Skeates perhaps should also be given credited for setting Aquaman -- as a character -- on the road he would later follow (also, in its way, borrowed from the Sub-Mariner). Prior to this, Aquaman had been a traditional, clean cut, DC Comics hero (with an occasional tendency toward a slightly hard-boiled, tough guy demeanor). But in these issues we see the emergence of a slightly more tarnished, feet-of-clay Aquaman. Not dramatically so, but we see the beginning of a more impulsive, hot-headed Aquaman, an Aquaman whose personal needs (his quest for Mera) causes him to neglect his responsibilities to his kingdom (thereby, in a sense, contributing to the crisis). An Aquaman who, in the story involving surface world mobsters, at one point thinks it doesn't concern him and considers just swimming away. He doesn't, but it does seem to signal a shift from perceiving Aquaman as a super hero whose purpose is to fight crime, to Aquaman as an undersea king to whom "crime fighting super hero" is more an imprecise label.
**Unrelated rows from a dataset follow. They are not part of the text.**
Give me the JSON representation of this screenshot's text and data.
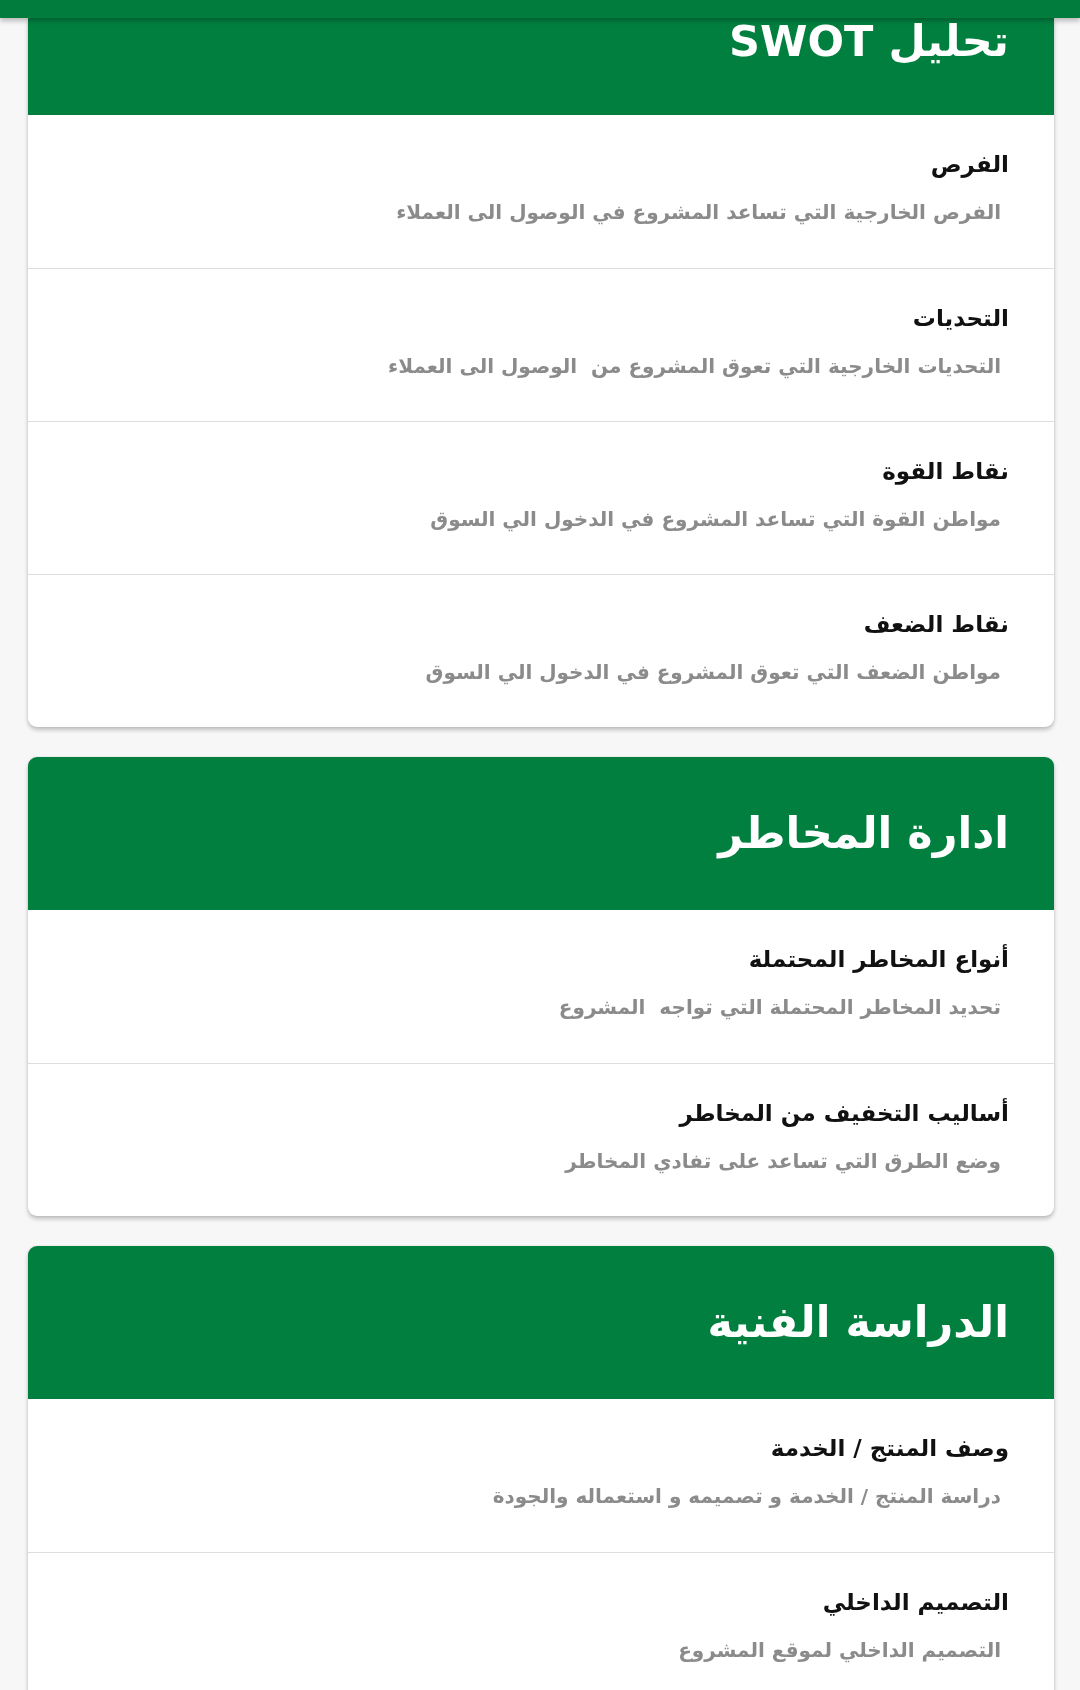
{
  "sections": [
    {
      "title": "تحليل SWOT",
      "items": [
        {
          "title": "الفرص",
          "description": "الفرص الخارجية التي تساعد المشروع في الوصول الى العملاء"
        },
        {
          "title": "التحديات",
          "description": "التحديات الخارجية التي تعوق المشروع من  الوصول الى العملاء"
        },
        {
          "title": "نقاط القوة",
          "description": "مواطن القوة التي تساعد المشروع في الدخول الي السوق"
        },
        {
          "title": "نقاط الضعف",
          "description": "مواطن الضعف التي تعوق المشروع في الدخول الي السوق"
        }
      ]
    },
    {
      "title": "ادارة المخاطر",
      "items": [
        {
          "title": "أنواع المخاطر المحتملة",
          "description": "تحديد المخاطر المحتملة التي تواجه  المشروع"
        },
        {
          "title": "أساليب التخفيف من المخاطر",
          "description": "وضع الطرق التي تساعد على تفادي المخاطر"
        }
      ]
    },
    {
      "title": "الدراسة الفنية",
      "items": [
        {
          "title": "وصف المنتج / الخدمة",
          "description": "دراسة المنتج / الخدمة و تصميمه و استعماله والجودة"
        },
        {
          "title": "التصميم الداخلي",
          "description": "التصميم الداخلي لموقع المشروع"
        }
      ]
    }
  ]
}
It is intriguing reading this arc. I had actually delved into it partly just out of curiosity as an early Aquaman epic. As mentioned, I was aware that the early issues had been okay, but nothing more. But overall I found it a somewhat ambitious saga. It does form a genuine story arc with a beginning and end. And though I'm not suggesting this is some unheralded high-water mark of sophisticated characterization, or mature plot development (the dialogue can still be reflective of its era, the individual plots not exactly Byzantine) it's definitely titling that way, with its increasingly multi-threaded storyline, its occasional aspects of deeper philosophical or socio-political themes, and slightly more naturalistic dialogue. (With even a possible ecological metaphor involving the Atlanteans having to adjust to some environmental shifts).
With its introduction both of the multi-issue quest theme and a slightly edgier, brasher Aquaman, it could be argued it's a seminal story for the later directions of the character and his adventures.
I almost wonder if DC editors had been intending to collect this at one point. The third Showcase presents Aquaman volume (collecting the chronological run of the character) ended reprinting issue #39 -- right before this arc, as if they intended it either for a Showcase vol. 4, or its own TPB. But as of the writing of this -- no such collections have been published.